A crackdown on fatty foods and energy drinks has been launched in York the week before Christmas – in a bid to beat obesity.
One in three 11-year-olds in the city are now overweight – and almost two thirds of adults.
And yesterday City of York Council signed up to a national strategy to encourage people to eat healthier and exercise more.
It means the council will urge the city’s cafes and shops to sell healthier food or smaller portions.
The authority will also make it difficult for fast-food outlets to open near schools and stop unhealthy food from being advertised to children.
Services not sufficient
A quarter of five-year-olds in York are already overweight – according to a report for a council meeting yesterday, Tuesday.
It says: “The York Health and Wellbeing Board has discussed healthy weight issues in the city on a number of occasions and has recognised the need for a whole system approach.
“This acknowledges that services to help educate and support people to lose weight are necessary but not sufficient to tackle the scale of the problem.”
Cllr Ian Cuthbertson, Cllr Carol Runciman and the council’s director of public health Sharon Stoltz signed the Declaration on Healthy Weight yesterday.
Under the plans, the council will discourage shops from selling high energy drinks to under 18s, encourage more people to exercise and review the food and drink on offer in public buildings – making it easier and cheaper for people to choose healthy options.
Cllr Ian Cuthbertson said:
Healthy eating advice is important, but we know that the modern food environment doesn’t always make it easy to opt for the healthy choice, or encourage us to take enough exercise.
We are signalling our ambition for York to be a place where people are helped to live at a healthy weight.

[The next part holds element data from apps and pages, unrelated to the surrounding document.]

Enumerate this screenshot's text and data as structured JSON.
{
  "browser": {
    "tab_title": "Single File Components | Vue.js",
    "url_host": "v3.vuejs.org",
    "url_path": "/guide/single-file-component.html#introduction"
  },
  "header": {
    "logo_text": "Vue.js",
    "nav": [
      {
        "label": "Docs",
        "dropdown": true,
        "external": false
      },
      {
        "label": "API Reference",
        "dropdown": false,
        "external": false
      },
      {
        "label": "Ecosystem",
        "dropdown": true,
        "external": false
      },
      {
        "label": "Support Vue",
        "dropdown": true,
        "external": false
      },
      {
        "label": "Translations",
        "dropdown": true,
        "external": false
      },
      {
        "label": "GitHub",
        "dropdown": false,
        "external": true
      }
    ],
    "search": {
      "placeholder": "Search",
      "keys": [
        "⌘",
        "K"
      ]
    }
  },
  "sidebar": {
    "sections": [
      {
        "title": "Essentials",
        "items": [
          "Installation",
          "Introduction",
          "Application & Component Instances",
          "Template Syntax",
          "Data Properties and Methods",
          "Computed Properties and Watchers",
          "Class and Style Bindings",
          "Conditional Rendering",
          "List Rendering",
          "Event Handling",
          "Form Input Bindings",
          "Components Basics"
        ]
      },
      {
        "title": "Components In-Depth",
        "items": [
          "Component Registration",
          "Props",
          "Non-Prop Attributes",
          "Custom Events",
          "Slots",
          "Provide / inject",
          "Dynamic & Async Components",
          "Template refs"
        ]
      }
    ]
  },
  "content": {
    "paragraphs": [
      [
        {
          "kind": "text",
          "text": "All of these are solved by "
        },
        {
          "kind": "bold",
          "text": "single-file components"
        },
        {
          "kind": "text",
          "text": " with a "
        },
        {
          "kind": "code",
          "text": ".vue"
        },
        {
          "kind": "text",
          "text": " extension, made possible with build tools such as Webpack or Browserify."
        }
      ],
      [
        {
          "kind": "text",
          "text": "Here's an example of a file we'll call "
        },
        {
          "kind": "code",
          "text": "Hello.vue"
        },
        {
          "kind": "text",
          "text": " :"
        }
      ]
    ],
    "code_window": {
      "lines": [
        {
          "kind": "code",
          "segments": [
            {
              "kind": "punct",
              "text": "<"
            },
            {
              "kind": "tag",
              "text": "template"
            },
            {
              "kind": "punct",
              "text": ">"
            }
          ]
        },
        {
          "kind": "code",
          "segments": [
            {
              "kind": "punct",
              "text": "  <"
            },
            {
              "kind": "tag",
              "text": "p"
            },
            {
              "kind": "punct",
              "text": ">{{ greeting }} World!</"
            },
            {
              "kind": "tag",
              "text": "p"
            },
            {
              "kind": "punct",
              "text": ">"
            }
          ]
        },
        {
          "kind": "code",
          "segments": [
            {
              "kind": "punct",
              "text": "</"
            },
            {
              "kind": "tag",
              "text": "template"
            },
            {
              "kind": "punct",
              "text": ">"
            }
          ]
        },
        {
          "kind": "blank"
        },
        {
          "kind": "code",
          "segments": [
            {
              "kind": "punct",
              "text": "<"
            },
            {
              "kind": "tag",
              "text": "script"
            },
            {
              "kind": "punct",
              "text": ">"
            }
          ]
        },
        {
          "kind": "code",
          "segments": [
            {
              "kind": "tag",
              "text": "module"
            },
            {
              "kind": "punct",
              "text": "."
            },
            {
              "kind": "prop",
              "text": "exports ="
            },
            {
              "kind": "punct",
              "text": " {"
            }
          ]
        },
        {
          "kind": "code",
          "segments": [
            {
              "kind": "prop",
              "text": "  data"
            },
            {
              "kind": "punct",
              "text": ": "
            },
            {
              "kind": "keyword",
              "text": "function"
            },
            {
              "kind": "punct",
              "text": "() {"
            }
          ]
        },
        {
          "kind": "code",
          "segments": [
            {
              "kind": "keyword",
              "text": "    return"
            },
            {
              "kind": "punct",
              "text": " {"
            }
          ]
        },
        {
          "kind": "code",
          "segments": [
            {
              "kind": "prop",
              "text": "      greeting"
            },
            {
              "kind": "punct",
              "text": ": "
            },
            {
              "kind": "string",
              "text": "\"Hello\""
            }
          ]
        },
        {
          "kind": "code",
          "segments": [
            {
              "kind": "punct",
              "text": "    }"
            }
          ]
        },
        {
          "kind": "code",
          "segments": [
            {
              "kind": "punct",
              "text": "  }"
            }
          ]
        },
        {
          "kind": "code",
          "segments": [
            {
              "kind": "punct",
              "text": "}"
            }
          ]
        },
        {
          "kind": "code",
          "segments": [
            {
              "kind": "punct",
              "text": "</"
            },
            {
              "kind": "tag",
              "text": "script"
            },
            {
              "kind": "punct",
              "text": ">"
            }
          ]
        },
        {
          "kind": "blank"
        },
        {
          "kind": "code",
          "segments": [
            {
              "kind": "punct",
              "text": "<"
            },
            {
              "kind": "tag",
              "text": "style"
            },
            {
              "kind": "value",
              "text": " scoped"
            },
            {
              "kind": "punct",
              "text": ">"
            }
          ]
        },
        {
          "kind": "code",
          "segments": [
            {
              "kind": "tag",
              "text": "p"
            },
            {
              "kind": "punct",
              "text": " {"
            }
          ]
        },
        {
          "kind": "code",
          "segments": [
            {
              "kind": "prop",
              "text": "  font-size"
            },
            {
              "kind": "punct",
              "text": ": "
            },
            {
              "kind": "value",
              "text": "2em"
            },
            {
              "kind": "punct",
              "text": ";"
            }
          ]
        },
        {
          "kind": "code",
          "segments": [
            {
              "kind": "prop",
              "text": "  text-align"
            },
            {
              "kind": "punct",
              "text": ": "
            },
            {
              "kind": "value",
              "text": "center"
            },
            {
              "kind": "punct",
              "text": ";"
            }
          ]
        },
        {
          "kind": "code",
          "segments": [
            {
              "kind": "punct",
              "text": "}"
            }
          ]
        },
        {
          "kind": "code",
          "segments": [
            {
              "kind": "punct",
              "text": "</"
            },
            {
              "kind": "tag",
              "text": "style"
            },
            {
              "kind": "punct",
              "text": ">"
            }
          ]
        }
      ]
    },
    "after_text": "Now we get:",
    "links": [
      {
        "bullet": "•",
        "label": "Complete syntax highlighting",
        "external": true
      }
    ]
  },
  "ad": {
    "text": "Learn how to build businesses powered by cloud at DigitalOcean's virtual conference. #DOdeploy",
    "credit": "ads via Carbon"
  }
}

Obesity admissions double
The number of patients admitted to hospital in York because of obesity hasa more than doubled in the past three years.
The city saw a 125 per cent increase in patients with conditions directly related to being overweight, such as diabetes and heart disease..
A council report says: “The UK spends more on the treatment of obesity and diabetes every year than on the police, fire service and judicial system combined.
“There is strong evidence that childhood and adult obesity affects those living in deprived areas to a greater extent than those in affluent areas. A number of determinants of healthy weight, for example density of fast food outlets or access to green space, are also correlated with inequality.”
York has set itself five priorities – including getting more people to travel actively.
It will also aim to create an exercise plan for the city, to boost the health of council staff, to consider ways to cut obesity when making decisions about planning applications and, to promote healthy initiatives such as community food programmes.